2. The design of LEGO pieces is important for their reusability and hence their sustainability. The latest Technic panels (e.g. sets 42000, 42025) are great - I use them a lot. Previous ones (before 2009) were not so good - they take up space in a cupboard, which is not so sustainable. Keep the pieces versatile and they will be used more.

Unknown said...

I know this is kind of off topic. But what do you mean when you say Lego Shop@Home?


TechnicBRICKs said...

@Alhasan Hadidi

I meant the LEGO shop online (
They used to call it Shop@Home in the past, hence the fans sometimes still refer to it by that name. :)

Unknown said...

That's what I thought but I wasn't sure. Thanks. You almost made my day, but instead unboxing my new 5004590 Lego set did. :)

Thanks again,


Kelkschiz said...

1. In my mind sustainable materials are those materials which come from an easily replenished source and also a source and manner of processing which do not harm the environment.

2. The most important characteristic about the LEGO experience is that using LEGO stimulates people to use they imagination and creativity and being creative is a very essential part of being human.

3. In my opinion there is no direct relation between the LEGO experience and sustainable materials.

4. However talking about sustainable materials in connection with LEGO is not complete without mentioning that LEGO is extremely durable. While LEGO is not made from sustainable materials it's durability is such that many of the negative aspects of not coming from sustainable materials is negated. LEGO is not only physically durable it is also timeless. where other plastic toys are usually only enjoyed for a few years, LEGO can easily last 40 years. At the moment I have LEGO that is that old without showing signs of its age.

Related Posts Plugin for WordPress, Blogger...

© 2007-2014 TechnicBRICKs
TechnicBRICKs contents may be sporadically updated, if the authors finds further relevant info about a certain post, or content/spell mistakes. Hence please don't be surprised if you find few changes at later visits, relative to a previous read.

TechnicBRICKs often shows other peoples' creations and/or images.
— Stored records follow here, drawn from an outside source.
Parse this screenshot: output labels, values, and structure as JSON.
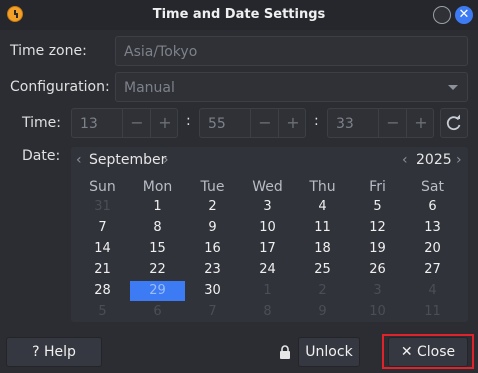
{
  "window": {
    "title": "Time and Date Settings",
    "close_glyph": "✕"
  },
  "timezone": {
    "label": "Time zone:",
    "value": "Asia/Tokyo"
  },
  "configuration": {
    "label": "Configuration:",
    "value": "Manual"
  },
  "time": {
    "label": "Time:",
    "hour": "13",
    "minute": "55",
    "second": "33",
    "minus": "−",
    "plus": "+",
    "separator": ":"
  },
  "date": {
    "label": "Date:",
    "month": "September",
    "year": "2025",
    "prev": "‹",
    "next": "›",
    "weekdays": [
      "Sun",
      "Mon",
      "Tue",
      "Wed",
      "Thu",
      "Fri",
      "Sat"
    ],
    "days": [
      [
        "31",
        "1",
        "2",
        "3",
        "4",
        "5",
        "6"
      ],
      [
        "7",
        "8",
        "9",
        "10",
        "11",
        "12",
        "13"
      ],
      [
        "14",
        "15",
        "16",
        "17",
        "18",
        "19",
        "20"
      ],
      [
        "21",
        "22",
        "23",
        "24",
        "25",
        "26",
        "27"
      ],
      [
        "28",
        "29",
        "30",
        "1",
        "2",
        "3",
        "4"
      ],
      [
        "5",
        "6",
        "7",
        "8",
        "9",
        "10",
        "11"
      ]
    ],
    "selected_day": "29"
  },
  "buttons": {
    "help": "? Help",
    "unlock": "Unlock",
    "close": "✕ Close"
  },
  "colors": {
    "accent": "#3d7bf5",
    "highlight": "#e0232b",
    "background": "#2b2d33"
  }
}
We always try to credit the author(s) and link to their main publishing website, and if possible with their name in real life.
Since this is not always possible, we request that if you find something here that is yours or from someone you know, you leave a comment on the respective post and claim the authorship.

TechnicBRICKs is optimized for Firefox 16.0 and 1600x1200 resolution displays or wider.

LEGO® is a trademark of The LEGO Group of companies which does not sponsor, authorize or endorse this blog.
LEGO, the LEGO logo, the Brick and Knob configurations, the Minifigure and MINDSTORMS, are registered trademarks of The LEGO Group.
Original LEGO images are copyrighted by The LEGO Group and are used here in accordance with their fair play policy.
You can visit the official LEGO® website at